Moreover, a successful attack on a heavily protected target would highlight Israel’s superior capabilities and would undermine the new game rules that Iran attempted to establish. This, in turn, could decrease the likelihood of future attacks on Israeli territory.

Regionally, attacking a nuclear site could bolster Israel’s image as the sole nation daring enough to confront Iran and counter its provocations, particularly following the security breach on October 7. This action could effectively demonstrate Israel’s determination, showcase its military edge.

However, an attack on Iran’s nuclear facilities carries significant drawbacks.

In the short term, it would considerably increase the likelihood of a retaliatory response from Tehran, potentially even more severe, targeting sensitive locations in Israeli territory, and possibly extending to American and Jordanian interests in the region. This could inhibit the possibility of employing measured escalation levels and quickly lead to a broader conflict.

Hezbollah, which Iran sees as one of its assurances in case of an attack on its nuclear facilities, might be compelled to intensify its assaults against Israel.

Moreover, an attack on Iran’s nuclear facilities may have the opposite result of prompting an escalation in Iran’s nuclear developments, a pattern previously observed in response to kinetic actions attributed to Israel.

Such an attack could be used by Tehran as a justification and motivation to progress toward nuclear weapons development, confirming that conventional deterrence is insufficient. In recent years—and in past months even more so—senior Iranian figures have increasingly hinted at this possibility.

An overt attack on Iran could also diminish Israel’s legitimacy and international support, which momentarily recovered amid a historic low following the war in Gaza.

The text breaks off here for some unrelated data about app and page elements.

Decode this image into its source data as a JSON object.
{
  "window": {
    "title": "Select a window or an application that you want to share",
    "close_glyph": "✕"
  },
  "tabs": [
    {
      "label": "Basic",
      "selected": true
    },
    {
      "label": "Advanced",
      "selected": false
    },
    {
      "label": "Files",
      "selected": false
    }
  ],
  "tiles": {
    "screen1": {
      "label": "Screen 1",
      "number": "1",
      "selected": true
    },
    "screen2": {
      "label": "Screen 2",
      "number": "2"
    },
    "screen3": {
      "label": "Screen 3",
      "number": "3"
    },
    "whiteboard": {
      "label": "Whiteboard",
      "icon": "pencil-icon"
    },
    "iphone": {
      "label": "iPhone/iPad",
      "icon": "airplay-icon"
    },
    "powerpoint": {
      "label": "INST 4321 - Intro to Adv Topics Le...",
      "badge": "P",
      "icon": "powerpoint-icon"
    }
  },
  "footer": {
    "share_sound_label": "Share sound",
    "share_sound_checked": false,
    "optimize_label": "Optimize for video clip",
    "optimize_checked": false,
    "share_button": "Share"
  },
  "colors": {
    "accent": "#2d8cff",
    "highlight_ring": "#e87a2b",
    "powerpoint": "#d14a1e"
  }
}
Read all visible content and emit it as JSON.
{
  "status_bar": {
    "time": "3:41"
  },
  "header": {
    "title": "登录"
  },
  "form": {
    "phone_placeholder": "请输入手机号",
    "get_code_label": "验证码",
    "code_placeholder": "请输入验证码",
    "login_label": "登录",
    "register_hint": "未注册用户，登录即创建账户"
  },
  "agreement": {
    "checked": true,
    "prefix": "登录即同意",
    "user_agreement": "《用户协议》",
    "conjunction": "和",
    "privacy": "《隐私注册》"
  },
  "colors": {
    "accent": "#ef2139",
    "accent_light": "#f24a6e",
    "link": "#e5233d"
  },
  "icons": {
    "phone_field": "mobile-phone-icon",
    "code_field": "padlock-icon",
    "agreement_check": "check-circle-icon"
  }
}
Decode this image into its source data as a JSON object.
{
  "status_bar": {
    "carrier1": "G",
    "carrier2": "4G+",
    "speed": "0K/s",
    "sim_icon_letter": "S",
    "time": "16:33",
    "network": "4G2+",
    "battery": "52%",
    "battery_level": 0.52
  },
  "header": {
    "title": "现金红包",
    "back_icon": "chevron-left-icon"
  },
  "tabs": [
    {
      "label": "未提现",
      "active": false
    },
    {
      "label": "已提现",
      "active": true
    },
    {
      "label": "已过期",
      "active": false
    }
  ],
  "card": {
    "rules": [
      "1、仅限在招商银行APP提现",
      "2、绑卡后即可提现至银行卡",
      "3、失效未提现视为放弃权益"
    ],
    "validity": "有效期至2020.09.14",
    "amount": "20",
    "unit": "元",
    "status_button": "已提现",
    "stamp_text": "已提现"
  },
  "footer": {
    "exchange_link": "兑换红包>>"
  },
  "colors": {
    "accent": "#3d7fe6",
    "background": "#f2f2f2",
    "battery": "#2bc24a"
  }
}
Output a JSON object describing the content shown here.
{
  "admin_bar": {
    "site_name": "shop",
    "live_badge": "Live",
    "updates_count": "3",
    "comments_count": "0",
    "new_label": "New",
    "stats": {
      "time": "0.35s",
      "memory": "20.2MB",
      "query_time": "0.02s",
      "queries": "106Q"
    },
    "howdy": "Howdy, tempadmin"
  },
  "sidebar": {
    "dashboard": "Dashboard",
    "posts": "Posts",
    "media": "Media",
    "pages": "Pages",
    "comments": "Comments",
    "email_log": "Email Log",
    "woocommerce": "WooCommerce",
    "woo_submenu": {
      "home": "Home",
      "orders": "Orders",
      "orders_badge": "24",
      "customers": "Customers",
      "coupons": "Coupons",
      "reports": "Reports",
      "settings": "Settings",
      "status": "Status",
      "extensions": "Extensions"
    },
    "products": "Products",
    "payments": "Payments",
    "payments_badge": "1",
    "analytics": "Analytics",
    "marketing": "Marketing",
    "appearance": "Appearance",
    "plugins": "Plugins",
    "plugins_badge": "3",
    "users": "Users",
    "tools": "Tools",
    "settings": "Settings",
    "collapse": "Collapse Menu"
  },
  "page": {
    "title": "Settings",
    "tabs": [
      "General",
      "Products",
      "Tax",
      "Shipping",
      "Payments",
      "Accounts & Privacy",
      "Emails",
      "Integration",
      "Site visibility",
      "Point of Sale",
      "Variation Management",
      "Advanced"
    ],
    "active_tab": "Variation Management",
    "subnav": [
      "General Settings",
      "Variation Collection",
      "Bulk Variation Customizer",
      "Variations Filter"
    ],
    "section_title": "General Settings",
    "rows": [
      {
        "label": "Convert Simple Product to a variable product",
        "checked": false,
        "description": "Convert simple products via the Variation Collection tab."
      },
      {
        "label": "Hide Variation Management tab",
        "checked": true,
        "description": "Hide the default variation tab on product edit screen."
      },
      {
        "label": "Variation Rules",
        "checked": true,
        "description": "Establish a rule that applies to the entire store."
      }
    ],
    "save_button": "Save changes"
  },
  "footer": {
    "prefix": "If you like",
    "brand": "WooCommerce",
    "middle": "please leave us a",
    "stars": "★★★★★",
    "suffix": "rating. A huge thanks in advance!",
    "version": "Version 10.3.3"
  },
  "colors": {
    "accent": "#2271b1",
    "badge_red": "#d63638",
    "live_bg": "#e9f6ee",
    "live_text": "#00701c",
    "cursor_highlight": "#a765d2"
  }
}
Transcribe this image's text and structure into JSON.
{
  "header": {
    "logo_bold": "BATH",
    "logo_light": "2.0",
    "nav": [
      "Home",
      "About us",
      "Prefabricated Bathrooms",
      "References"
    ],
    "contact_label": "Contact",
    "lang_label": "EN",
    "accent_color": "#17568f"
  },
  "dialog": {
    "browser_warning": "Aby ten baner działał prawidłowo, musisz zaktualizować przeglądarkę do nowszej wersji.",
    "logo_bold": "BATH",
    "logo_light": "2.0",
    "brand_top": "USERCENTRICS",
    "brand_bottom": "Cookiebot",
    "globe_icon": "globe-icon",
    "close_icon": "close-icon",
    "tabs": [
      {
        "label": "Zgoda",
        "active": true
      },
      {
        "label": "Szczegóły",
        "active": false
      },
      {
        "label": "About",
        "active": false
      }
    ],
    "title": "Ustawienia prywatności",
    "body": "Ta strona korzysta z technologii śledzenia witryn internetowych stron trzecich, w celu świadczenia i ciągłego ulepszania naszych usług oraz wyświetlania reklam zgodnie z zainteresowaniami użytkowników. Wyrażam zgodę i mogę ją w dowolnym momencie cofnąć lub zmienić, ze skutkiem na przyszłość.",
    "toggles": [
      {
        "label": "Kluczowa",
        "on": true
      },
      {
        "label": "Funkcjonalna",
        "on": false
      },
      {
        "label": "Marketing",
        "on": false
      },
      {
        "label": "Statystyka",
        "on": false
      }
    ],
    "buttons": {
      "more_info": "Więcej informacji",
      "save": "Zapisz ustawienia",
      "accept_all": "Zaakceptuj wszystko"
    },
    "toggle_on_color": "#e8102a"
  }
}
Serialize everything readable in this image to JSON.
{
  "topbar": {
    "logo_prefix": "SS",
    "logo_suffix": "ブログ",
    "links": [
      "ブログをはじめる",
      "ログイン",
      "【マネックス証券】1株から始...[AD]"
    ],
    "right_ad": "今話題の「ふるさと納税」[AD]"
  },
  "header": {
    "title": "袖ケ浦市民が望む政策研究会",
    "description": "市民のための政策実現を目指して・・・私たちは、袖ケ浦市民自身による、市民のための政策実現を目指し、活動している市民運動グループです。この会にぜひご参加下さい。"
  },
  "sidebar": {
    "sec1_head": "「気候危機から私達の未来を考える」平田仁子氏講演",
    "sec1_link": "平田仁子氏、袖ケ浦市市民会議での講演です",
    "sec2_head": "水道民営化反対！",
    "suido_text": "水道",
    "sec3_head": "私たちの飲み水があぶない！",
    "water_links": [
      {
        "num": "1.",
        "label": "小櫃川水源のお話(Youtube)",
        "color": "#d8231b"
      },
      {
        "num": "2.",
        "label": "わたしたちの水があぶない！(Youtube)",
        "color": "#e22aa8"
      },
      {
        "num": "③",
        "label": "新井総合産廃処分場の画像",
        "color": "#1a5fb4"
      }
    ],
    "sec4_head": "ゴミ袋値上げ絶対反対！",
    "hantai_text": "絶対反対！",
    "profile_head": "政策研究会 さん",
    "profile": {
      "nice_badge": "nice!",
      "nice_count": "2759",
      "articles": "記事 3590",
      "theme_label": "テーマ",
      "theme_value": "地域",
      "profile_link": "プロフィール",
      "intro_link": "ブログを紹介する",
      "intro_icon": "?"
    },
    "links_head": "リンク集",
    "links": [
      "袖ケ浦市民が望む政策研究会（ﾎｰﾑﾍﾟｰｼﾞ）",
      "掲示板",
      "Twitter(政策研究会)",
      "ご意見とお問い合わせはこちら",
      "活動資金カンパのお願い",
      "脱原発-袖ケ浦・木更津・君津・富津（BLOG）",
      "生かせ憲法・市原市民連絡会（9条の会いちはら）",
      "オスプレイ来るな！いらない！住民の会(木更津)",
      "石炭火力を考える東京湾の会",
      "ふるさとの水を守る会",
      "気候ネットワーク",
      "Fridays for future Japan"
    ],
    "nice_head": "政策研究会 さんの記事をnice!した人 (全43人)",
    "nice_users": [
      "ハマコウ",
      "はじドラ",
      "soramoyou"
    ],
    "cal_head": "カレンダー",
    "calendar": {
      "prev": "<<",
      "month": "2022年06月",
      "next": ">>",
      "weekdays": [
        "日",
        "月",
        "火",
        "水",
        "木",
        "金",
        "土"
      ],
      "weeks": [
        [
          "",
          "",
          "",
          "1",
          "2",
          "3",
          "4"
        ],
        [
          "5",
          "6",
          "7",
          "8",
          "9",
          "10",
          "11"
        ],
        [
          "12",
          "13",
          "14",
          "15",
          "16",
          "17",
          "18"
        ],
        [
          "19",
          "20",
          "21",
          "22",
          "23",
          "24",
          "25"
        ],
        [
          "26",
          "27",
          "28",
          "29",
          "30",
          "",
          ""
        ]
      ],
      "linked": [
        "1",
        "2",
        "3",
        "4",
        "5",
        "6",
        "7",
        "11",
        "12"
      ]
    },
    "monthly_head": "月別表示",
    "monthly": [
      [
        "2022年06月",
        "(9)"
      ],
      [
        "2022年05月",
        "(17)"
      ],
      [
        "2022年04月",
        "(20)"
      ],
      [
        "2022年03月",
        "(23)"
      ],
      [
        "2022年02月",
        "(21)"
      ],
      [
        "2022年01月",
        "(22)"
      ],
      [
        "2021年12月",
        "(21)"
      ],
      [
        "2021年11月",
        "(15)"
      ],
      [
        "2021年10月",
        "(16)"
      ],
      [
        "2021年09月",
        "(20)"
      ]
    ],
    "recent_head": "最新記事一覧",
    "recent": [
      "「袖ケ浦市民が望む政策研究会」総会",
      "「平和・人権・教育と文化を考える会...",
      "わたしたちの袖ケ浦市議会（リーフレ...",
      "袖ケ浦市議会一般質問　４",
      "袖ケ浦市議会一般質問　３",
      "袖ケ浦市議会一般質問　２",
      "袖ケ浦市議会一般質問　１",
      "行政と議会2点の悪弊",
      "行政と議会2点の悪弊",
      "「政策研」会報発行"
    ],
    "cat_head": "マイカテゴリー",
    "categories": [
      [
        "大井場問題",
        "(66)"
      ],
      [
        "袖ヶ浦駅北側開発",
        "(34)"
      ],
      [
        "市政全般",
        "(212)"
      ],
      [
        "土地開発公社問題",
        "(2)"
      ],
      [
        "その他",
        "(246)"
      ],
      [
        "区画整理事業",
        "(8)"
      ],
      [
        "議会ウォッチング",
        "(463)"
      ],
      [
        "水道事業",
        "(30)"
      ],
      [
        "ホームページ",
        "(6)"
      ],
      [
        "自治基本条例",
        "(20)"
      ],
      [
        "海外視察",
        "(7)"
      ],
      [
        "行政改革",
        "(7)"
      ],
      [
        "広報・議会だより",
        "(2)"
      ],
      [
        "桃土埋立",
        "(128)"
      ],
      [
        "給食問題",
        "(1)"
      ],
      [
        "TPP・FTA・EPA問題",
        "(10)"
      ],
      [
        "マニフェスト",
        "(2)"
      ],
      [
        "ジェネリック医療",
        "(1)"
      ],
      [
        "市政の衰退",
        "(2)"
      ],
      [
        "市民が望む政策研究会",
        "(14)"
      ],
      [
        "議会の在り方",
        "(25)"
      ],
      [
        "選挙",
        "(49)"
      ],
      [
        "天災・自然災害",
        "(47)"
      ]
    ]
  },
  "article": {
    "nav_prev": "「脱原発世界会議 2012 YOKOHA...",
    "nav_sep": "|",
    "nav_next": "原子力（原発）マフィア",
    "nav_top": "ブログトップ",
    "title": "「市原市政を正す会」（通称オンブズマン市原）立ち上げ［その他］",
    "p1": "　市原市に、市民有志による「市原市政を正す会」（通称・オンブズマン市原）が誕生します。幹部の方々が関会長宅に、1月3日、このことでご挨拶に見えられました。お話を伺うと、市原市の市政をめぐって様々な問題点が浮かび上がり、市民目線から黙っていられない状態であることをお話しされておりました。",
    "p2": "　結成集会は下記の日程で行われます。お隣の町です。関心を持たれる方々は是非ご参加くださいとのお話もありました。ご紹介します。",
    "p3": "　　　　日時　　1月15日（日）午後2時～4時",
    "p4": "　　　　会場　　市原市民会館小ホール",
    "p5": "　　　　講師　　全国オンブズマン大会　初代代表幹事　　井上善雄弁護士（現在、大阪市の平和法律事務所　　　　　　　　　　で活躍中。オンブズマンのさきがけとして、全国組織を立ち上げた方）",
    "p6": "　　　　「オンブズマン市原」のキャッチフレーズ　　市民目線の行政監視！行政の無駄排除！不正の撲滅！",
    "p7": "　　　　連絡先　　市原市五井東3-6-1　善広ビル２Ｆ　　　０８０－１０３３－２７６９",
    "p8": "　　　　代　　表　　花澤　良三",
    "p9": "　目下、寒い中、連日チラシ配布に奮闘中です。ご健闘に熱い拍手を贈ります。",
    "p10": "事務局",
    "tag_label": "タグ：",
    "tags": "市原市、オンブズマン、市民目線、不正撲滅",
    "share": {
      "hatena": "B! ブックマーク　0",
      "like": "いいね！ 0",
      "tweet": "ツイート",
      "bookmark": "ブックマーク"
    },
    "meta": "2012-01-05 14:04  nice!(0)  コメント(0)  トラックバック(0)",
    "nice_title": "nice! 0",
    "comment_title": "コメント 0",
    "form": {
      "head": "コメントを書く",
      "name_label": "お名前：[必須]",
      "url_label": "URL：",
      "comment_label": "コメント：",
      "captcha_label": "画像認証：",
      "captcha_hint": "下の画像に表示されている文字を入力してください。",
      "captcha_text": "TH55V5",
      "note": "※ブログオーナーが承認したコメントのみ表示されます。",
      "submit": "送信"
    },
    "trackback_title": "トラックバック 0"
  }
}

This erosion could jeopardize diplomatic efforts to establish renewed coalitions and strategies against Iran.

Although it is crucial for Israel to impose a significant cost on Iran in response to its April 13 attack to deter further aggressive actions in the region, targeting nuclear facilities might be strategically disadvantageous.

The costs could heavily outweigh the benefits, and Israel should be prudent to focus on a proportionate response, such as targeting missile and drone infrastructures in Iran or other Iranian assets in the region.

At the same time, it is vital to invest in a substantial political response, such as forming a defensive coalition against the resistance axis and incorporating into it countries threatened by Iran under international auspices. Amid an emerging contest of superpowers in the region and beyond, such a political response also presents an opportunity to foster closer ties and strengthen commitments between these nations and the West.

Assaf Zoran is a research fellow with the Project on Managing the Atom and International Security Program at Harvard Kennedy School’s Belfer Center for Science and International Affairs. He is an attorney with 25 years of experience addressing policy and operational issues in the Middle East, engaging in strategic dialogue with decision-makers in Israel and other regions.

Source: Bulletin of the Atomic Scientists

IPS UN Bureau

© Inter Press Service (2024) — All Rights ReservedOriginal source: Inter Press Service



Source link

By GIL